I like serial hardware.
The ability to get lots of ports on one board,
the relative simplicity of the protocol and electrical interface,
and the wide range of devices that can talk RS232 appeal to me.
DeepThought now has 48 serial ports.
Two serial ports are on the motherboard.
Two 16-port concentrators hang off of a Digiboard X/em PCI board.
One 16-port Digiboard Portserver is in the garage, with 14 of its ports
appearing on DeepThought through the “digiport” driver.
The serial devices currently connected to DeepThought are:
Occasionally connected devices:
Other serial hardware I plan to acquire:
- A Protek 506 multimeter, which has a serial port that lets it be used for logging.
- A BP Microsystems EPROM/microcontroller programmer.
- The IR receiver that I used to decode IR remotes
so that I can emulate them with the controller.
The Interface Unit E which I attach to my Canon EOS 620/630/RT cameras' Technical
The TBE records every imaginable parameter of each exposure (except the focus
distance, which unfortunately isn't available in EOS cameras).
The information can be downloaded through the IUE.
- An Agfa digital camera, for downloading images.
Elsewhere in the house we have Wyse 60 terminals on the Digi Portserver and a
Livingston Portmaster 2e.
We at one time had about a dozen spread through the house, but with the advent
of the graphically-oriented web, they aren't quite as useful as they used to
Aside from the one mentioned above, all we have left are two in the upper living
room, one in the garage, and one in the downstairs bathroom (just because).
- A serial-controlled X10 base station, so that we can control lamps,
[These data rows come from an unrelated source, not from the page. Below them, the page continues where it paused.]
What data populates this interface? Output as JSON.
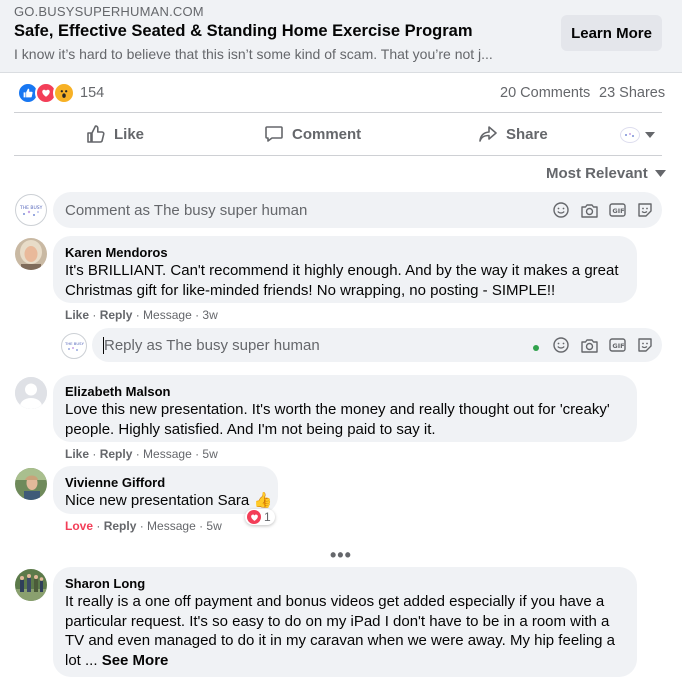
{
  "preview": {
    "domain": "GO.BUSYSUPERHUMAN.COM",
    "title": "Safe, Effective Seated & Standing Home Exercise Program",
    "description": "I know it’s hard to believe that this isn’t some kind of scam. That you’re not j...",
    "cta_label": "Learn More"
  },
  "reactions": {
    "icons": [
      "like-icon",
      "love-icon",
      "wow-icon"
    ],
    "count": "154",
    "comments": "20 Comments",
    "shares": "23 Shares"
  },
  "actions": {
    "like": "Like",
    "comment": "Comment",
    "share": "Share"
  },
  "sort": {
    "label": "Most Relevant"
  },
  "composer": {
    "placeholder": "Comment as The busy super human"
  },
  "reply_composer": {
    "placeholder": "Reply as The busy super human"
  },
  "comments": [
    {
      "author": "Karen Mendoros",
      "text": "It's BRILLIANT. Can't recommend it highly enough. And by the way it makes a great Christmas gift for like-minded friends! No wrapping, no posting - SIMPLE!!",
      "like": "Like",
      "reply": "Reply",
      "message": "Message",
      "time": "3w"
    },
    {
      "author": "Elizabeth Malson",
      "text": "Love this new presentation. It's worth the money and really thought out for 'creaky' people. Highly satisfied. And I'm not being paid to say it.",
      "like": "Like",
      "reply": "Reply",
      "message": "Message",
      "time": "5w"
    },
    {
      "author": "Vivienne Gifford",
      "text": "Nice new presentation Sara 👍",
      "like": "Love",
      "reply": "Reply",
      "message": "Message",
      "time": "5w",
      "reaction_count": "1"
    },
    {
      "author": "Sharon Long",
      "text": "It really is a one off payment and bonus videos get added especially if you have a particular request. It's so easy to do on my iPad I don't have to be in a room with a TV and even managed to do it in my caravan when we were away. My hip feeling a lot ...",
      "see_more": "See More"
    }
  ],
  "more_replies": "•••",
  "colors": {
    "accent": "#1877f2",
    "love": "#f33e58",
    "secondary_text": "#65676b",
    "bubble": "#f0f2f5"
  }
}
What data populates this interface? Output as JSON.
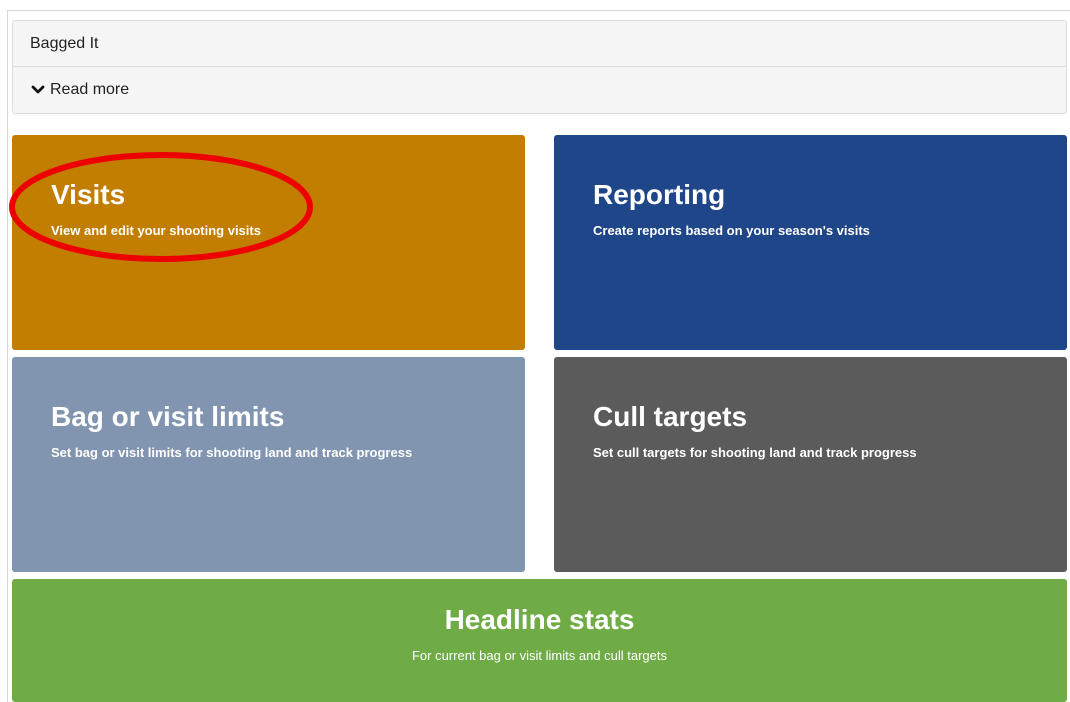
{
  "panel": {
    "title": "Bagged It",
    "toggle_label": "Read more",
    "toggle_icon": "chevron-down-icon"
  },
  "tiles": {
    "visits": {
      "title": "Visits",
      "description": "View and edit your shooting visits",
      "color": "#c27e00"
    },
    "reporting": {
      "title": "Reporting",
      "description": "Create reports based on your season's visits",
      "color": "#1f4688"
    },
    "limits": {
      "title": "Bag or visit limits",
      "description": "Set bag or visit limits for shooting land and track progress",
      "color": "#8295b0"
    },
    "cull": {
      "title": "Cull targets",
      "description": "Set cull targets for shooting land and track progress",
      "color": "#5b5b5b"
    },
    "stats": {
      "title": "Headline stats",
      "description": "For current bag or visit limits and cull targets",
      "color": "#6fac46"
    }
  },
  "annotation": {
    "shape": "ellipse",
    "color": "#ee0000",
    "target": "visits"
  }
}
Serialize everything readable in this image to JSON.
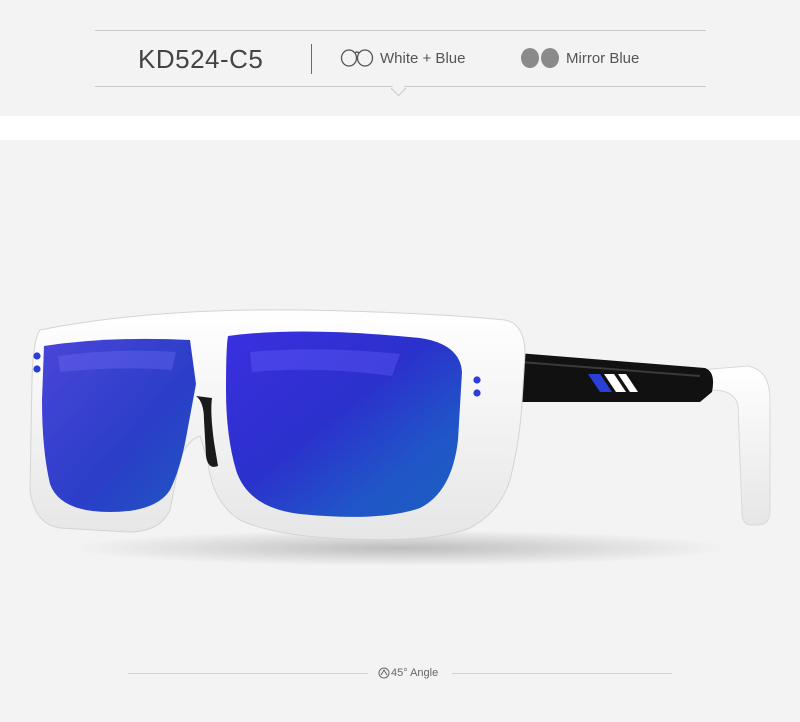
{
  "header": {
    "model_code": "KD524-C5",
    "frame_color": "White + Blue",
    "lens_color": "Mirror Blue"
  },
  "footer": {
    "angle_label": "45° Angle"
  },
  "colors": {
    "frame": "#f7f7f7",
    "lens_blue": "#2c2fd0",
    "accent_blue": "#2a3fd8",
    "temple_black": "#111111"
  },
  "icons": {
    "frame_icon": "glasses-outline-icon",
    "lens_icon": "lens-pair-icon",
    "angle_icon": "angle-badge-icon"
  }
}
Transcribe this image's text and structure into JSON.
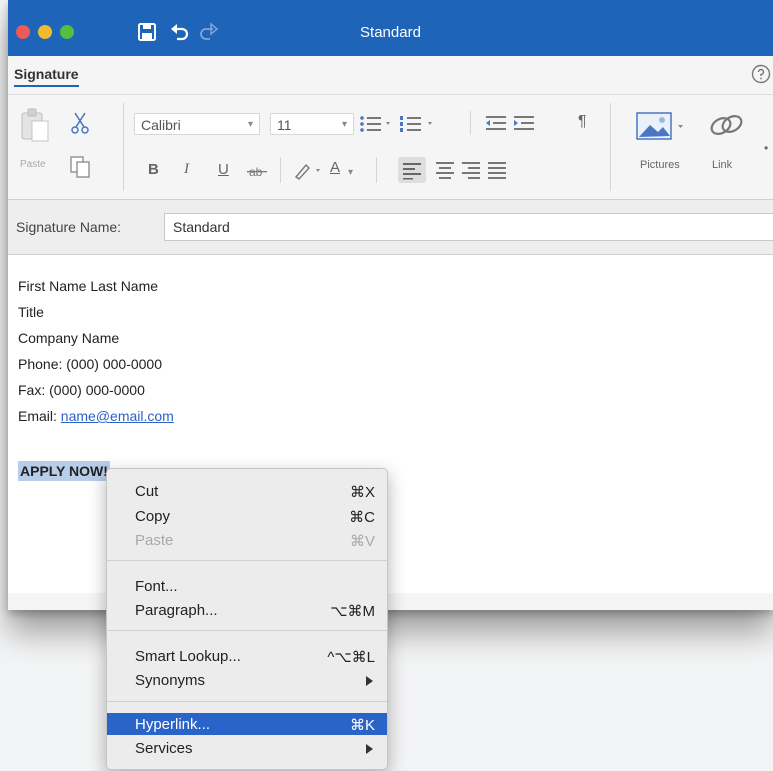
{
  "window": {
    "title": "Standard"
  },
  "tabs": {
    "signature": "Signature"
  },
  "ribbon": {
    "paste_label": "Paste",
    "font_name": "Calibri",
    "font_size": "11",
    "bold": "B",
    "italic": "I",
    "underline": "U",
    "font_color_letter": "A",
    "pilcrow": "¶",
    "pictures_label": "Pictures",
    "link_label": "Link"
  },
  "signature_name": {
    "label": "Signature Name:",
    "value": "Standard"
  },
  "signature_body": {
    "lines": [
      "First Name Last Name",
      "Title",
      "Company Name",
      "Phone: (000) 000-0000",
      "Fax: (000) 000-0000"
    ],
    "email_prefix": "Email: ",
    "email_link": "name@email.com",
    "apply_text": "APPLY NOW!"
  },
  "context_menu": {
    "cut": {
      "label": "Cut",
      "shortcut": "⌘X"
    },
    "copy": {
      "label": "Copy",
      "shortcut": "⌘C"
    },
    "paste": {
      "label": "Paste",
      "shortcut": "⌘V"
    },
    "font": {
      "label": "Font..."
    },
    "paragraph": {
      "label": "Paragraph...",
      "shortcut": "⌥⌘M"
    },
    "smart_lookup": {
      "label": "Smart Lookup...",
      "shortcut": "^⌥⌘L"
    },
    "synonyms": {
      "label": "Synonyms"
    },
    "hyperlink": {
      "label": "Hyperlink...",
      "shortcut": "⌘K"
    },
    "services": {
      "label": "Services"
    }
  },
  "colors": {
    "title_bar": "#1e65b9",
    "highlight": "#2b64c9",
    "link": "#2a62c8"
  }
}
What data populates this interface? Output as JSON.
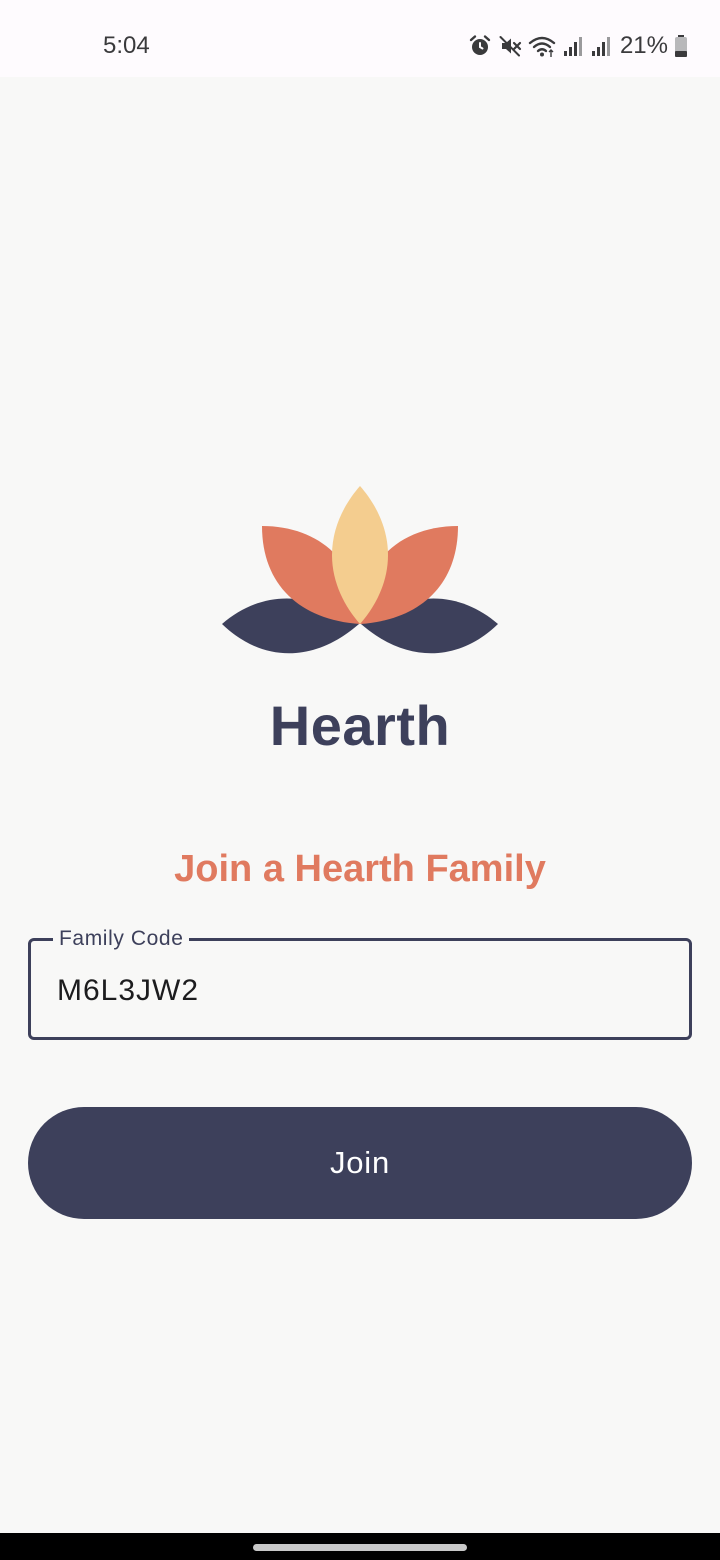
{
  "status_bar": {
    "time": "5:04",
    "battery_percent": "21%",
    "icons": [
      "alarm-icon",
      "mute-icon",
      "wifi-icon",
      "signal-icon",
      "signal-icon",
      "battery-icon"
    ]
  },
  "brand": {
    "name": "Hearth",
    "logo_icon": "lotus-icon",
    "colors": {
      "navy": "#3d405b",
      "coral": "#e07a5f",
      "yellow": "#f4cd8f"
    }
  },
  "join_form": {
    "title": "Join a Hearth Family",
    "family_code_label": "Family Code",
    "family_code_value": "M6L3JW2",
    "join_button_label": "Join"
  }
}
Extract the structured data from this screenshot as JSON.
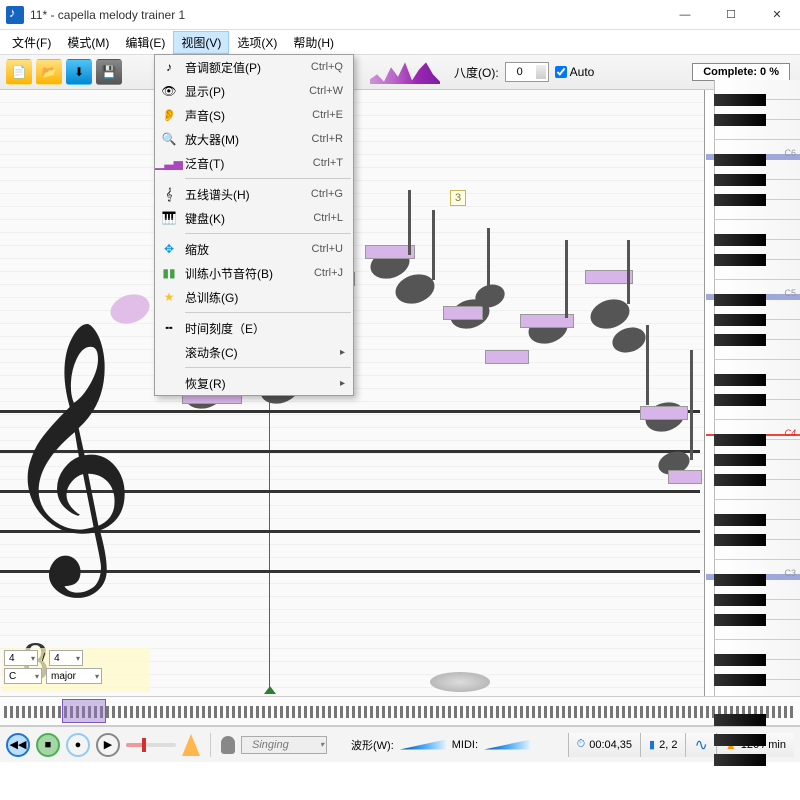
{
  "window": {
    "title": "11* - capella melody trainer 1"
  },
  "menubar": {
    "file": "文件(F)",
    "mode": "模式(M)",
    "edit": "编辑(E)",
    "view": "视图(V)",
    "options": "选项(X)",
    "help": "帮助(H)"
  },
  "toolbar": {
    "octave_label": "八度(O):",
    "octave_value": "0",
    "auto_label": "Auto",
    "complete": "Complete: 0 %"
  },
  "yellow_marker": "3",
  "piano_labels": {
    "c6": "C6",
    "c5": "C5",
    "c4": "C4",
    "c3": "C3"
  },
  "timesig": {
    "num": "4",
    "den": "4",
    "eight": "8",
    "key": "C",
    "mode": "major"
  },
  "statusbar": {
    "singing": "Singing",
    "wave_label": "波形(W):",
    "midi_label": "MIDI:",
    "time": "00:04,35",
    "bars": "2, 2",
    "tempo": "126 / min"
  },
  "view_menu": {
    "pitch": {
      "label": "音调额定值(P)",
      "sc": "Ctrl+Q"
    },
    "display": {
      "label": "显示(P)",
      "sc": "Ctrl+W"
    },
    "voice": {
      "label": "声音(S)",
      "sc": "Ctrl+E"
    },
    "magnifier": {
      "label": "放大器(M)",
      "sc": "Ctrl+R"
    },
    "overtones": {
      "label": "泛音(T)",
      "sc": "Ctrl+T"
    },
    "staff_head": {
      "label": "五线谱头(H)",
      "sc": "Ctrl+G"
    },
    "keyboard": {
      "label": "键盘(K)",
      "sc": "Ctrl+L"
    },
    "zoom": {
      "label": "缩放",
      "sc": "Ctrl+U"
    },
    "train_notes": {
      "label": "训练小节音符(B)",
      "sc": "Ctrl+J"
    },
    "total_train": {
      "label": "总训练(G)",
      "sc": ""
    },
    "timescale": {
      "label": "时间刻度（E）",
      "sc": ""
    },
    "scrollbar": {
      "label": "滚动条(C)",
      "sc": ""
    },
    "restore": {
      "label": "恢复(R)",
      "sc": ""
    }
  }
}
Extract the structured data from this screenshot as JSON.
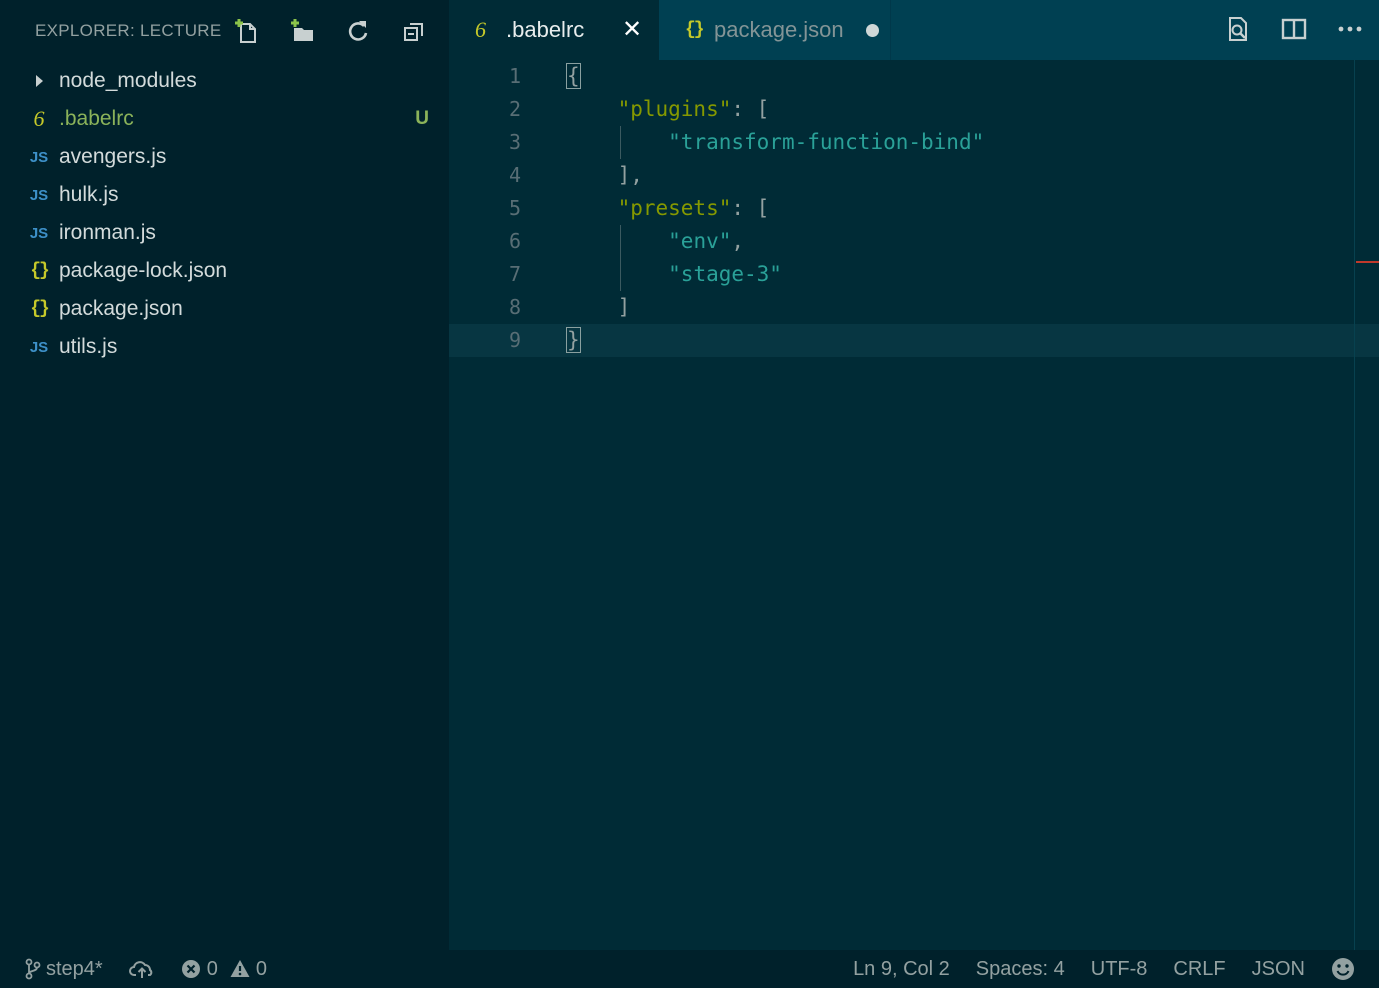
{
  "sidebar": {
    "title": "EXPLORER: LECTURE",
    "actions": [
      "new-file-icon",
      "new-folder-icon",
      "refresh-icon",
      "collapse-all-icon"
    ],
    "items": [
      {
        "name": "node_modules",
        "type": "folder"
      },
      {
        "name": ".babelrc",
        "type": "babel",
        "badge": "U",
        "color": "#8bb35a"
      },
      {
        "name": "avengers.js",
        "type": "js"
      },
      {
        "name": "hulk.js",
        "type": "js"
      },
      {
        "name": "ironman.js",
        "type": "js"
      },
      {
        "name": "package-lock.json",
        "type": "json"
      },
      {
        "name": "package.json",
        "type": "json"
      },
      {
        "name": "utils.js",
        "type": "js"
      }
    ]
  },
  "icons": {
    "js": "JS",
    "json": "{}",
    "babel": "6"
  },
  "tabs": [
    {
      "label": ".babelrc",
      "active": true
    },
    {
      "label": "package.json",
      "dirty": true
    }
  ],
  "editor": {
    "line_numbers": [
      "1",
      "2",
      "3",
      "4",
      "5",
      "6",
      "7",
      "8",
      "9"
    ],
    "lines": [
      {
        "tokens": [
          {
            "t": "{",
            "c": "p"
          }
        ]
      },
      {
        "tokens": [
          {
            "t": "    "
          },
          {
            "t": "\"plugins\"",
            "c": "k"
          },
          {
            "t": ": [",
            "c": "p"
          }
        ]
      },
      {
        "tokens": [
          {
            "t": "        "
          },
          {
            "t": "\"transform-function-bind\"",
            "c": "s"
          }
        ]
      },
      {
        "tokens": [
          {
            "t": "    ],",
            "c": "p"
          }
        ]
      },
      {
        "tokens": [
          {
            "t": "    "
          },
          {
            "t": "\"presets\"",
            "c": "k"
          },
          {
            "t": ": [",
            "c": "p"
          }
        ]
      },
      {
        "tokens": [
          {
            "t": "        "
          },
          {
            "t": "\"env\"",
            "c": "s"
          },
          {
            "t": ",",
            "c": "p"
          }
        ]
      },
      {
        "tokens": [
          {
            "t": "        "
          },
          {
            "t": "\"stage-3\"",
            "c": "s"
          }
        ]
      },
      {
        "tokens": [
          {
            "t": "    ]",
            "c": "p"
          }
        ]
      },
      {
        "tokens": [
          {
            "t": "}",
            "c": "p"
          }
        ]
      }
    ],
    "current_line": 9
  },
  "status": {
    "branch": "step4*",
    "errors": "0",
    "warnings": "0",
    "position": "Ln 9, Col 2",
    "spaces": "Spaces: 4",
    "encoding": "UTF-8",
    "eol": "CRLF",
    "language": "JSON"
  },
  "colors": {
    "sidebar_bg": "#00212b",
    "editor_bg": "#002b36",
    "tab_bar_bg": "#004052",
    "keyword": "#859900",
    "string": "#2aa198",
    "js_icon": "#3d90c8",
    "json_icon": "#c5c92a"
  }
}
appliances, etc. throughout the house.
- A serial controlled outlet strip, which gives individual simple on/off
control of each outlet at a much lower cost/outlet than X10 modules do.
- More weather instruments.
- The serial display device that I plan on converting my
LED matrix into.
- Lots of other things!
Formerly connected devices throughout the house:
On the onetime upper living room server, eddie:
- Ten modems on a rack of 12
This rack of modems was the most generous contribution DeepThought
Until it was given to me, many of DeepThought's modems were 2400b and 9600b.
The Telebit 3000s did 14400b+compression (v32bis/v42bis).
When I got down to two modems (as more and more users switched to logging in
over the net), I replaced it with a couple of standalone modems to free up the
- Three ZyXEL U-1496 modems.
These did v32bis/v42bis, in addition to ZyXEL's proprietary 19200 modulation.
They also did voice IO.
One of them was on my voice line, so I would play with
vgetty every once in a while.
- The modem rack control port.
This let me query the status of and reset the rack-mounted modems.
- The modem rack monitor port.
This allowed for monitoring/analysis of problematic connections.
- A Mouse Systems graphics tablet.
This was a nice device, and was
Summagraphics compatible so it worked with SCO's event driver.
Unfortunately, back when it was working I never found a utility that
used the absolute position information it generates.
- The console mouse (which now uses the keyboard mouse port).
- A secondary console keyboard.
DeepThought used to have two video boards and three monitors.
One of the video boards was a mono board, and was connected to two monitors.
One of the mono monitors was at my desk next to the color monitor; the other was
at my workbench.
Also at the workbench was a Keytronic 1200b serial keyboard.
I used SCO's
mscreen program to convert the secondary keyboard and monitor into
a secondary console (something mscreen was never intended for!).
I wrote an mscreencap entry that understood the escape sequences produced by
the Keytronic keyboard and the escape sequences necessary to cause the SCO
console driver to switch
multiscreens between those I'd assigned to the
mono display with
I started up mscreen like this:
TERM=ansi-k /local/bin/setpgrp $keyboard-tty sh -c \
"(stty 1200 sane -ocrnl -ixon -ixoff; mscreen -n 7) < $keyboard-tty > /dev/mono"
This caused its input to come from the serial keyboard and its output to
go to whichever multiscreen was currently displayed on the mono monitor.
- Two Wyse 60 terminals.
One was my workbench terminal, replacing the secondary console device described
I have since moved the console display itself to the workbench.
The second sat next to my console, and was used as the console for the kernel
debugger, since the real console was usually in a graphics mode that the
debugger can't deal with.
The system is far more stable now; I haven't needed its kernel debugger for
- A homemade UPS monitor. I added a monitor port to the system's previous
UPS, which I salvaged/fixed by adding circuitry to its Power Good and
Battery Low LED indicators to make them deassert carrier detect and send
a break respectively.
On the onetime garage server, earth:
- A Diablo 630 daisy-wheel printer.
For many years this was the house's main printer, producing much nicer output
than any of the dot-matrix printers of the time.
It was noisy enough that it lived in a printer enclosure.
- Five modems used for SLIP and PPP by the sites that shared the cost of our
IP link with us for the first decade or so.
- The control port of the Ascend P50 ISDN/Ethernet router that initially
connected us to the Internet.